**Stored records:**
-=-=-
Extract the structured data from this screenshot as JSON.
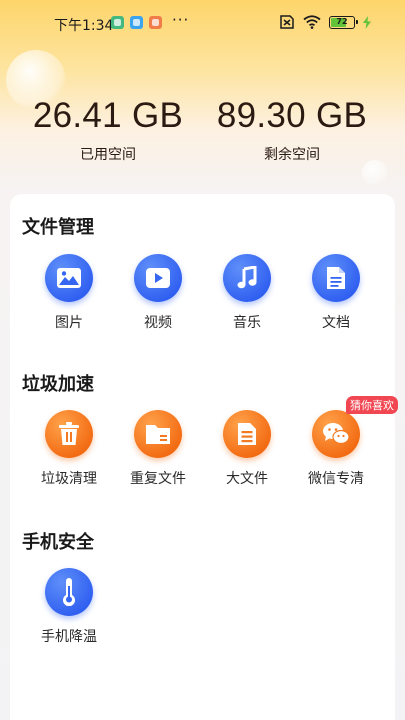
{
  "status_bar": {
    "time": "下午1:34",
    "more": "···",
    "battery": "72",
    "battery_level": 0.72
  },
  "storage": {
    "used_value": "26.41 GB",
    "used_label": "已用空间",
    "free_value": "89.30 GB",
    "free_label": "剩余空间"
  },
  "sections": {
    "file_manage": {
      "title": "文件管理",
      "items": [
        {
          "label": "图片",
          "icon": "image-icon"
        },
        {
          "label": "视频",
          "icon": "video-icon"
        },
        {
          "label": "音乐",
          "icon": "music-icon"
        },
        {
          "label": "文档",
          "icon": "document-icon"
        }
      ]
    },
    "junk": {
      "title": "垃圾加速",
      "items": [
        {
          "label": "垃圾清理",
          "icon": "trash-icon"
        },
        {
          "label": "重复文件",
          "icon": "folder-icon"
        },
        {
          "label": "大文件",
          "icon": "large-file-icon"
        },
        {
          "label": "微信专清",
          "icon": "wechat-icon",
          "badge": "猜你喜欢"
        }
      ]
    },
    "security": {
      "title": "手机安全",
      "items": [
        {
          "label": "手机降温",
          "icon": "thermometer-icon"
        }
      ]
    }
  },
  "colors": {
    "accent_blue": "#2f5ff0",
    "accent_orange": "#f26a12",
    "badge_red": "#f04752",
    "header_yellow": "#fdd56b"
  }
}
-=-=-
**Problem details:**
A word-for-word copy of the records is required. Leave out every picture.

**Output of the task:**
Extract the structured data from this screenshot as JSON.
{
  "status_bar": {
    "time": "下午1:34",
    "more": "···",
    "battery": "72",
    "battery_level": 0.72
  },
  "storage": {
    "used_value": "26.41 GB",
    "used_label": "已用空间",
    "free_value": "89.30 GB",
    "free_label": "剩余空间"
  },
  "sections": {
    "file_manage": {
      "title": "文件管理",
      "items": [
        {
          "label": "图片",
          "icon": "image-icon"
        },
        {
          "label": "视频",
          "icon": "video-icon"
        },
        {
          "label": "音乐",
          "icon": "music-icon"
        },
        {
          "label": "文档",
          "icon": "document-icon"
        }
      ]
    },
    "junk": {
      "title": "垃圾加速",
      "items": [
        {
          "label": "垃圾清理",
          "icon": "trash-icon"
        },
        {
          "label": "重复文件",
          "icon": "folder-icon"
        },
        {
          "label": "大文件",
          "icon": "large-file-icon"
        },
        {
          "label": "微信专清",
          "icon": "wechat-icon",
          "badge": "猜你喜欢"
        }
      ]
    },
    "security": {
      "title": "手机安全",
      "items": [
        {
          "label": "手机降温",
          "icon": "thermometer-icon"
        }
      ]
    }
  },
  "colors": {
    "accent_blue": "#2f5ff0",
    "accent_orange": "#f26a12",
    "badge_red": "#f04752",
    "header_yellow": "#fdd56b"
  }
}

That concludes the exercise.